* _WHAT THIS TASK INVOLVES_:
A faithful, complete copy of the records is required.

* _LISTED RECORDS_:

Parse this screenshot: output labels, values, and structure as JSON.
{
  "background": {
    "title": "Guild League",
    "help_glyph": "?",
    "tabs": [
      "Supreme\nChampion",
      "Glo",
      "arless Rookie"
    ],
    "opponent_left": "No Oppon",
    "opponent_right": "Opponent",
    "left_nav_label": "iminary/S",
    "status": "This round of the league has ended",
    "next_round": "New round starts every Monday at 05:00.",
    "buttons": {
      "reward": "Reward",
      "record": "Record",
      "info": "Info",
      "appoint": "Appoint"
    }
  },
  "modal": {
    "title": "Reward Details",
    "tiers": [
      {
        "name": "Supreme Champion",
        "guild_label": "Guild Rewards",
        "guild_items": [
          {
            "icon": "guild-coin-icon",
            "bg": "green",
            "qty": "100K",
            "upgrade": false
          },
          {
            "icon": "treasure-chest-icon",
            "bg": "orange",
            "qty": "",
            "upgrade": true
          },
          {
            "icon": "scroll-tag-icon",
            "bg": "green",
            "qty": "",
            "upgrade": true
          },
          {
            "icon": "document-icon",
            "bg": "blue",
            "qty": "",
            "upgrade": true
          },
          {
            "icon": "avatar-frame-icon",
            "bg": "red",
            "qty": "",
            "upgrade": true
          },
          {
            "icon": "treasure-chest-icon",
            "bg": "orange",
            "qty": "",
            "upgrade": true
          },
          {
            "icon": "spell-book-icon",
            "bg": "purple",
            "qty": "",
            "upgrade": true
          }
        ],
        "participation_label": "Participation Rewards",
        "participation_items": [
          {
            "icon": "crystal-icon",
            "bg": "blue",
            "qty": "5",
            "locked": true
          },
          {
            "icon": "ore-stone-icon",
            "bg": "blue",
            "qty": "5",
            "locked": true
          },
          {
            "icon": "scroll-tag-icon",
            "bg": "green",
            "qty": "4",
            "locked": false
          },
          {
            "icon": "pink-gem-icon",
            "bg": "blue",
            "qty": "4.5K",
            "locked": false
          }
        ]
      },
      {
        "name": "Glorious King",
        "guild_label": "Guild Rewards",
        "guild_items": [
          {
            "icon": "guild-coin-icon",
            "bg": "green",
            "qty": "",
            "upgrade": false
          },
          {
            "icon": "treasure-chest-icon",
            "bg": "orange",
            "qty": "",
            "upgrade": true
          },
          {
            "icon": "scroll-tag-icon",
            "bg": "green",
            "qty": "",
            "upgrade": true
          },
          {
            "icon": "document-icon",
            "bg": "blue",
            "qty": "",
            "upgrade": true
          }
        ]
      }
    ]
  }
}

* _ANSWER SPACE_:
Parse this screenshot: output labels, values, and structure as JSON.
{
  "background": {
    "title": "Guild League",
    "help_glyph": "?",
    "tabs": [
      "Supreme\nChampion",
      "Glo",
      "arless Rookie"
    ],
    "opponent_left": "No Oppon",
    "opponent_right": "Opponent",
    "left_nav_label": "iminary/S",
    "status": "This round of the league has ended",
    "next_round": "New round starts every Monday at 05:00.",
    "buttons": {
      "reward": "Reward",
      "record": "Record",
      "info": "Info",
      "appoint": "Appoint"
    }
  },
  "modal": {
    "title": "Reward Details",
    "tiers": [
      {
        "name": "Supreme Champion",
        "guild_label": "Guild Rewards",
        "guild_items": [
          {
            "icon": "guild-coin-icon",
            "bg": "green",
            "qty": "100K",
            "upgrade": false
          },
          {
            "icon": "treasure-chest-icon",
            "bg": "orange",
            "qty": "",
            "upgrade": true
          },
          {
            "icon": "scroll-tag-icon",
            "bg": "green",
            "qty": "",
            "upgrade": true
          },
          {
            "icon": "document-icon",
            "bg": "blue",
            "qty": "",
            "upgrade": true
          },
          {
            "icon": "avatar-frame-icon",
            "bg": "red",
            "qty": "",
            "upgrade": true
          },
          {
            "icon": "treasure-chest-icon",
            "bg": "orange",
            "qty": "",
            "upgrade": true
          },
          {
            "icon": "spell-book-icon",
            "bg": "purple",
            "qty": "",
            "upgrade": true
          }
        ],
        "participation_label": "Participation Rewards",
        "participation_items": [
          {
            "icon": "crystal-icon",
            "bg": "blue",
            "qty": "5",
            "locked": true
          },
          {
            "icon": "ore-stone-icon",
            "bg": "blue",
            "qty": "5",
            "locked": true
          },
          {
            "icon": "scroll-tag-icon",
            "bg": "green",
            "qty": "4",
            "locked": false
          },
          {
            "icon": "pink-gem-icon",
            "bg": "blue",
            "qty": "4.5K",
            "locked": false
          }
        ]
      },
      {
        "name": "Glorious King",
        "guild_label": "Guild Rewards",
        "guild_items": [
          {
            "icon": "guild-coin-icon",
            "bg": "green",
            "qty": "",
            "upgrade": false
          },
          {
            "icon": "treasure-chest-icon",
            "bg": "orange",
            "qty": "",
            "upgrade": true
          },
          {
            "icon": "scroll-tag-icon",
            "bg": "green",
            "qty": "",
            "upgrade": true
          },
          {
            "icon": "document-icon",
            "bg": "blue",
            "qty": "",
            "upgrade": true
          }
        ]
      }
    ]
  }
}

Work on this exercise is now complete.